▶ _What to do_
Output all entries verbatim, dropping pictures.

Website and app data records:
•••••

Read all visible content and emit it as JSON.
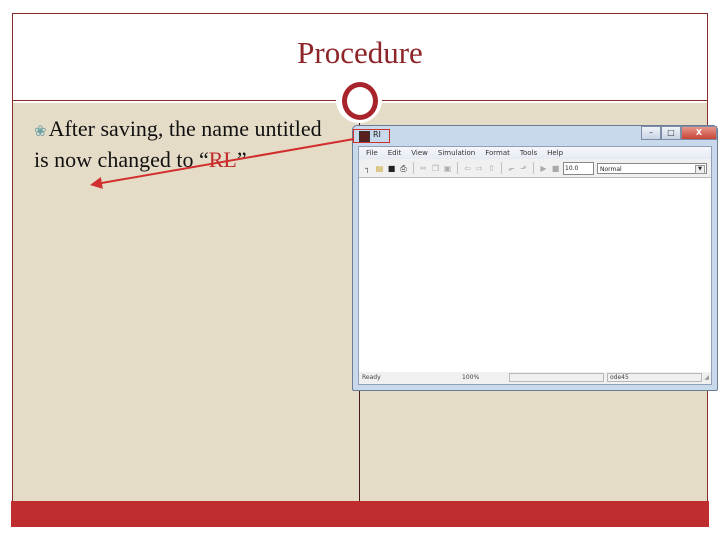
{
  "slide": {
    "title": "Procedure",
    "bullet": {
      "glyph": "❀",
      "text_before": "After saving, the name untitled is now changed to “",
      "highlight": "RL",
      "text_after": "”"
    },
    "colors": {
      "title": "#8c2428",
      "accent": "#c02d2e",
      "body_bg": "#e5dcc8",
      "highlight_text": "#c0282a",
      "annotation": "#d12e2e"
    }
  },
  "window": {
    "title": "RI",
    "buttons": {
      "minimize": "–",
      "maximize": "□",
      "close": "X"
    },
    "menu": [
      "File",
      "Edit",
      "View",
      "Simulation",
      "Format",
      "Tools",
      "Help"
    ],
    "toolbar": {
      "icons": [
        "new-icon",
        "open-icon",
        "save-icon",
        "print-icon",
        "cut-icon",
        "copy-icon",
        "paste-icon",
        "back-icon",
        "forward-icon",
        "up-icon",
        "undo-icon",
        "redo-icon",
        "start-icon",
        "stop-icon"
      ],
      "stop_time": "10.0",
      "sim_mode": "Normal"
    },
    "status": {
      "state": "Ready",
      "zoom": "100%",
      "solver": "ode45"
    }
  }
}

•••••

▶ _Solution to this task_
Read all visible content and emit it as JSON.
{
  "slide": {
    "title": "Procedure",
    "bullet": {
      "glyph": "❀",
      "text_before": "After saving, the name untitled is now changed to “",
      "highlight": "RL",
      "text_after": "”"
    },
    "colors": {
      "title": "#8c2428",
      "accent": "#c02d2e",
      "body_bg": "#e5dcc8",
      "highlight_text": "#c0282a",
      "annotation": "#d12e2e"
    }
  },
  "window": {
    "title": "RI",
    "buttons": {
      "minimize": "–",
      "maximize": "□",
      "close": "X"
    },
    "menu": [
      "File",
      "Edit",
      "View",
      "Simulation",
      "Format",
      "Tools",
      "Help"
    ],
    "toolbar": {
      "icons": [
        "new-icon",
        "open-icon",
        "save-icon",
        "print-icon",
        "cut-icon",
        "copy-icon",
        "paste-icon",
        "back-icon",
        "forward-icon",
        "up-icon",
        "undo-icon",
        "redo-icon",
        "start-icon",
        "stop-icon"
      ],
      "stop_time": "10.0",
      "sim_mode": "Normal"
    },
    "status": {
      "state": "Ready",
      "zoom": "100%",
      "solver": "ode45"
    }
  }
}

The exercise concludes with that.